* [EXERCISE REQUIREMENTS]:
Exact repetition of the data is the whole task.

——

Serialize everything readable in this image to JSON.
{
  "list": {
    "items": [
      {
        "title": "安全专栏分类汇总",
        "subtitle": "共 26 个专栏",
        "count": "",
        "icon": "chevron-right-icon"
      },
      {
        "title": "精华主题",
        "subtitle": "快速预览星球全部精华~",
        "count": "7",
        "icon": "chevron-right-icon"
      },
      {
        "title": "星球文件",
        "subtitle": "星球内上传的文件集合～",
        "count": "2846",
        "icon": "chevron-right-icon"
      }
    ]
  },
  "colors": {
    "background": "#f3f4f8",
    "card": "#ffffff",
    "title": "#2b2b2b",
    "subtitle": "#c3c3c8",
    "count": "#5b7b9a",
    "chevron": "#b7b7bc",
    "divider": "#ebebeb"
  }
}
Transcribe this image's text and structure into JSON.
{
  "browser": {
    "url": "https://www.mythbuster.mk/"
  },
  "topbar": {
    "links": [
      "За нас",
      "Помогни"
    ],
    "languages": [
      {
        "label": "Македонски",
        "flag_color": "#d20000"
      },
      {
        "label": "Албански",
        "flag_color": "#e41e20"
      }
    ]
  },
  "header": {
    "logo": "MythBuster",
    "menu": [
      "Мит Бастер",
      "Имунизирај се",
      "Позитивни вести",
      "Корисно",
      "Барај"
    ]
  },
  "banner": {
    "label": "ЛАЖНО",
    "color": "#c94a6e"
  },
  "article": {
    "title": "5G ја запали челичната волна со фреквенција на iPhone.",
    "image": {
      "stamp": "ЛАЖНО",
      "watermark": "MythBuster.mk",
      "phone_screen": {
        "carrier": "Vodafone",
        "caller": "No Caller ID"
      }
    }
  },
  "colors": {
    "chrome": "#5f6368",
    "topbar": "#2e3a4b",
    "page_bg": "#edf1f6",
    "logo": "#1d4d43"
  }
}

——

* [COMPLETED TASK]:
Serialize everything readable in this image to JSON.
{
  "list": {
    "items": [
      {
        "title": "安全专栏分类汇总",
        "subtitle": "共 26 个专栏",
        "count": "",
        "icon": "chevron-right-icon"
      },
      {
        "title": "精华主题",
        "subtitle": "快速预览星球全部精华~",
        "count": "7",
        "icon": "chevron-right-icon"
      },
      {
        "title": "星球文件",
        "subtitle": "星球内上传的文件集合～",
        "count": "2846",
        "icon": "chevron-right-icon"
      }
    ]
  },
  "colors": {
    "background": "#f3f4f8",
    "card": "#ffffff",
    "title": "#2b2b2b",
    "subtitle": "#c3c3c8",
    "count": "#5b7b9a",
    "chevron": "#b7b7bc",
    "divider": "#ebebeb"
  }
}
Transcribe this image's text and structure into JSON.
{
  "browser": {
    "url": "https://www.mythbuster.mk/"
  },
  "topbar": {
    "links": [
      "За нас",
      "Помогни"
    ],
    "languages": [
      {
        "label": "Македонски",
        "flag_color": "#d20000"
      },
      {
        "label": "Албански",
        "flag_color": "#e41e20"
      }
    ]
  },
  "header": {
    "logo": "MythBuster",
    "menu": [
      "Мит Бастер",
      "Имунизирај се",
      "Позитивни вести",
      "Корисно",
      "Барај"
    ]
  },
  "banner": {
    "label": "ЛАЖНО",
    "color": "#c94a6e"
  },
  "article": {
    "title": "5G ја запали челичната волна со фреквенција на iPhone.",
    "image": {
      "stamp": "ЛАЖНО",
      "watermark": "MythBuster.mk",
      "phone_screen": {
        "carrier": "Vodafone",
        "caller": "No Caller ID"
      }
    }
  },
  "colors": {
    "chrome": "#5f6368",
    "topbar": "#2e3a4b",
    "page_bg": "#edf1f6",
    "logo": "#1d4d43"
  }
}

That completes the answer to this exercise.